Seasonal Affective Disorder, also known as SAD, winter blues, or seasonal depression, is a medical condition caused by the seasonal change in the amount of available sunlight. SAD (which affects as much as 10% of the population) is most pronounced in the more northern regions of the world, with a greater daylight variance from summer to winter. Women are affected to a larger degree than men (by almost 3 to 1). Symptoms vary depending on the severity of the individual case. In its milder form, “winter blues”, symptoms include a lack of energy, depression, listlessness, and food cravings for sweets and carbohydrates. By contrast, cases of the more debilitating Seasonal Affective Disorder may include additional symptoms: Problems sleeping, change in appetite or weight, loss of memory, lack of concentration, severe depression and confusion.

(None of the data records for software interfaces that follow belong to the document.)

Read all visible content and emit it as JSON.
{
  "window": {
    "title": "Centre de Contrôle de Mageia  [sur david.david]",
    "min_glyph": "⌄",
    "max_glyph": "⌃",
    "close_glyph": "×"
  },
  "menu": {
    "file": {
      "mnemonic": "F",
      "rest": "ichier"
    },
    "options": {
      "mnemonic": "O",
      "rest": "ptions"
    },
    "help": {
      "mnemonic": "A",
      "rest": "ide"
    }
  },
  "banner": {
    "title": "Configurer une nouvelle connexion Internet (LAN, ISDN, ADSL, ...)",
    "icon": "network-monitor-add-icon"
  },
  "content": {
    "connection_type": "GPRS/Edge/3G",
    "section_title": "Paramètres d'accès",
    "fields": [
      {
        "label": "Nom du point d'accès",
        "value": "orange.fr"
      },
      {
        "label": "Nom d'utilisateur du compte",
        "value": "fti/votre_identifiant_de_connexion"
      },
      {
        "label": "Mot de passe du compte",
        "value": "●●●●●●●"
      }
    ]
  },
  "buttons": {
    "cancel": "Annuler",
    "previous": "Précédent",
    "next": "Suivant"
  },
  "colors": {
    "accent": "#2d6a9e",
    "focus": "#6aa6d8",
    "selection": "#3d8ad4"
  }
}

Treating Seasonal Affective Disorder with Verilux Full Spectrum Light Therapy
Verilux is the leader in treatment of Seasonal Affective Disorder and the winter blues. The Verilux HappyLight and HappyLite Mini are the number 1 selling light therapy devices on the market. The HappyLight simulates the sun’s rays using sophisticated full spectrum lighting technology with 10,000 lux of light. Use of the HappyLight for 15-30 minutes per day is a simple, effective and drug-free treatment for SAD. We’re so sure it will work for you we offer the Verilux Risk Free Guarantee , including 30 days money back and return shipping.

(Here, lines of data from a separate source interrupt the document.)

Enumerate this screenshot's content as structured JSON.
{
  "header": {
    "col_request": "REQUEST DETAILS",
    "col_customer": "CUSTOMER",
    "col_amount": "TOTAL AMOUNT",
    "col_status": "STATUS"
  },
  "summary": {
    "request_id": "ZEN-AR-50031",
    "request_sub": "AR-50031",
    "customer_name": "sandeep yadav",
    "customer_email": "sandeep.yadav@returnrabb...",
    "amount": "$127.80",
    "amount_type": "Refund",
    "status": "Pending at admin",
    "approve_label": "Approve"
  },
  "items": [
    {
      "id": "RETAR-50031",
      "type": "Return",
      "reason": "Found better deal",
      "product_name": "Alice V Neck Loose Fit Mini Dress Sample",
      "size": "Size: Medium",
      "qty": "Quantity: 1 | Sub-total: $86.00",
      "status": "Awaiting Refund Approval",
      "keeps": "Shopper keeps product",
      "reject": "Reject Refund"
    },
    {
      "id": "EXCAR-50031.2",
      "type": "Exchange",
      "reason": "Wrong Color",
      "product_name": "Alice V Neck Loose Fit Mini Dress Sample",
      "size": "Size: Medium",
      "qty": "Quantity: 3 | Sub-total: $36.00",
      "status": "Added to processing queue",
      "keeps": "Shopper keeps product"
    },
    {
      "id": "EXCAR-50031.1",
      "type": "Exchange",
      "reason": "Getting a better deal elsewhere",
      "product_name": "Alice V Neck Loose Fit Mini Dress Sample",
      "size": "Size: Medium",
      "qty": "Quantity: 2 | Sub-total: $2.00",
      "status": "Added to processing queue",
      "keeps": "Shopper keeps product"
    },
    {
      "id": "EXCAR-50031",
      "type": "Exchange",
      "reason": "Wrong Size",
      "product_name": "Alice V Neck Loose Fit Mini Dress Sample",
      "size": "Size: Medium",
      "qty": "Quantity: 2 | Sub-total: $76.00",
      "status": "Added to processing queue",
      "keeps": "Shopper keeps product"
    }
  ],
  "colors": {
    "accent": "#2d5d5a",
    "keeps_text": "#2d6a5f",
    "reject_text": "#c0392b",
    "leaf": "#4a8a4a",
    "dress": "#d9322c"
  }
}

In fact, a 2001 research study conducted at the National Institute of Mental Health in Bethesda, Md showed that you will know within the first hour of use that it will work for you:

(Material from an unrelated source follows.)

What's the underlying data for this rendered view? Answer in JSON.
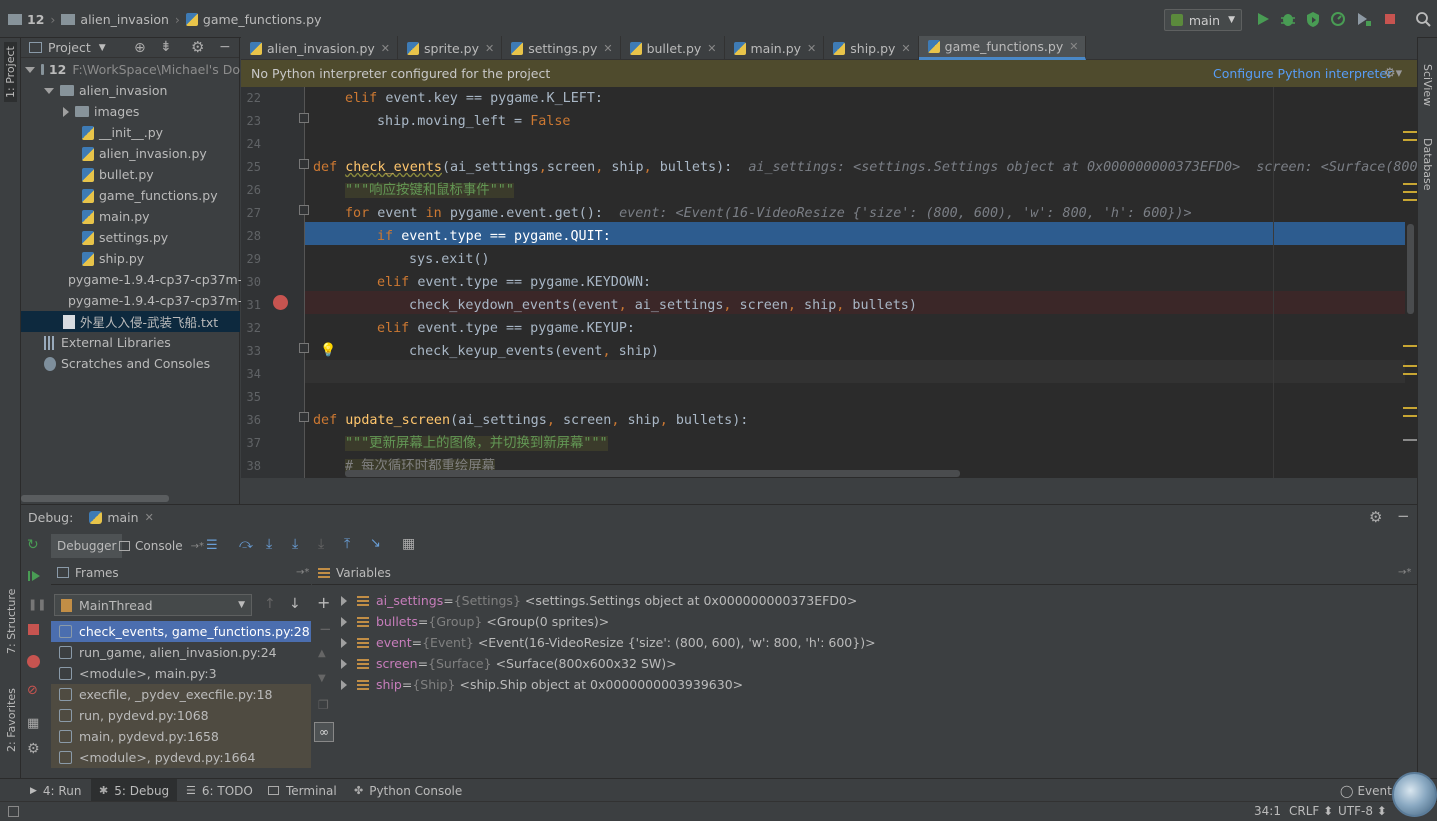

“Improvement of atypical depressive symptoms after 1 hour of light therapy positively correlated with improvement after 2 weeks of therapy.”
Follow-up Study shows 94% of patients stopped using anti-depressant drugs.
While correct diagnosis of SAD has become more commonplace, treatment is the area where doctors and SAD sufferers need more education. In the past, doctors have been quick to prescribe an anti-depressant (like Prozac, Paxil or Zoloft) when a patient mentioned being “depressed”. While drugs can sometimes be effective treating depression, they also have a well documented history of very serious side-effects. Light therapy is the natural, side-effect free alternative to anti-depressant pills.
To illustrate, a 1997 research study titled “Follow-up study of seasonal affective disorder in Switzerland”, conducted at the Psychiatric University Clinic, Basel, Switzerland, concluded that:
“Over a number of years, the clinical diagnosis changed for the better in 64% of the patients… and that light therapy (and perhaps also light-oriented behaviour) reduced the incidence and depth of subsequent depressive episodes. Further evidence for this was the large reduction in use of conventional antidepressant drugs (from 17 to 1) during the follow-up period. Diagnosis of SAD was stable and reliable.”
Research also shows additional benefits of full spectrum light therapy
In addition to treating the symptoms of Seasonal Affective Disorder, light therapy has also proven effective in treating other disorders. Below are studies showing treatment for Sleep disorders, Bulimia, and Geriatric Depression.
Treating Sleep disorders:
A 2004 research study published in Phsyciatria Polska, titled “Changes of sleep quality and mood disorders under the influence of phototherapy in patients with seasonal affective disorders SAD”, found that:
“Research confirms that phototherapy is an effective method of treatment of choice for patients with SAD. The result indicates that phototherapy markedly improved mood and sleep quality.”
Treating Bulimia nervosa:
A 2001 research study conducted at the Department of Psychiatry, University of British Columbia, Vancouver, Canada, titled “An open trial of light therapy for women with seasonal affective disorder and comorbid bulimia nervosa” concluded:
“Light therapy resulted in significant improvement in mood, with a mean 56% reduction in 29-item Hamilton Rating Scale for Depression scores following treatment (p < .001). The frequency of binges and purges per week also significantly decreased.”
Treating Geriatric Depression:
A 2001 research study conducted at the Laboratory of Psychobiochemistry, University of Texas at El Paso, titled “Bright light treatment decreases depression in institutionalized older adults: a placebo-controlled crossover study” showed these results:
“The results of the present study suggest that bright light treatment may be effective among institutionalized older adults, providing nonpharmacological intervention in the treatment of depression.”